This new report brings together evidence on good person- and community-centred approaches for health and wellbeing and their potential benefits.
The Realising the Value consortium today published the report 'At the heart of health: Realising the value of people and communities'. This report brings together evidence on what good person- and community-centred approaches for health and wellbeing look like and their potentially wide-reaching benefits. We hope this report serves as a useful, practical resource for commissioners and other decision-makers seeking to find ways to empower individuals and communities in their health and care.
Our starting point is that health and care services need to work alongside individuals, carers, families, social networks and thriving communities. We believe there is a strong and growing case for this - informed by both ethics and evidence.
Person- and community-centred approaches enable people to have a voice, to be connected, to have the opportunity to choose how best to live their lives and to have access to the support to do so. The Realising the Value partner sites demonstrate how lives are truly being transformed by these types of approaches:

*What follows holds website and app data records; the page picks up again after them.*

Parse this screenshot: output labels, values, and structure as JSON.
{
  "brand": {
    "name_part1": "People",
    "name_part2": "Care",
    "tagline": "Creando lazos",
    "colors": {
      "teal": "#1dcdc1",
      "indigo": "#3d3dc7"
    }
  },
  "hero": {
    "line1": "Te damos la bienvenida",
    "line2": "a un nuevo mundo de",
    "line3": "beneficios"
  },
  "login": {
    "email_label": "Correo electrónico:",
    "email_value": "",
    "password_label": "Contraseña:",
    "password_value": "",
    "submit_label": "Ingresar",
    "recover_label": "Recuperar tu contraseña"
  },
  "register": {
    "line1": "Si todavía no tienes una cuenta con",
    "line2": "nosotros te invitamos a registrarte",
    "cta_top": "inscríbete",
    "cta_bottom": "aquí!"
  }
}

“I was a quivering, shivering wreck on 21 tablets a day - and 20 months later I’ve been off medication for nine months and my children are amazed that one person can change so much in such a short space of time. They never thought it would be possible and neither did I - but it is”. Participant in Creative Minds group arts sessions run by the Artworks in Halifax
“Without Positively UK I wouldn’t have been the person I am today. Through the support groups I was able to make friends and I now have a social life. Through the motivation I received I went back to school, have gained a BA and look forward to getting back to work”. Positively UK service user
The evidence base for person- and community-centred approaches is still emerging, but our assessment is that there is good evidence in some areas such as peer support and self-management education, which we describe in this report. In other areas, such as those focusing on community asset-based approaches, the evidence is at an earlier stage of maturity, although there are many good examples of person- and community-centred approaches being implemented in frontline practice.
The value of person- and community-centred approaches is recognised in the 'NHS Five Year Forward View', which sets out a clear vision for health and care services to work in partnership with people and communities to fully realise their value and potential at the heart of health.
Yet despite the growing consensus about the need for health and care services to embrace the benefits of taking a more person- and community-centred approach, it is still far from being ‘the way we do things’ within health and care services.
It is important that we now do much more to dig deeper into both the evidence and practice of person- and community-centred approaches. ‘At the heart of health: Realising the value of people and communities’ focuses on five areas of promising practice:
Over the coming months, the Realising the Value programme will be looking to continue and expand on these foundations. We will be working with local partner sites across these areas of practice to understand their experience of implementing person-and community-centred approaches on the ground, and to develop practical tools to support implementation and greater adoption. We will be seeking to improve our understanding of what influences the behaviour of individuals as well as what factors can positively impact on organisational culture. And, later in 2016, we will be making recommendations for policymakers and others about what is needed to support change on the ground and create the conditions for these approaches to flourish.
To find out more about the programme please visit www.realisingthevalue.org.uk.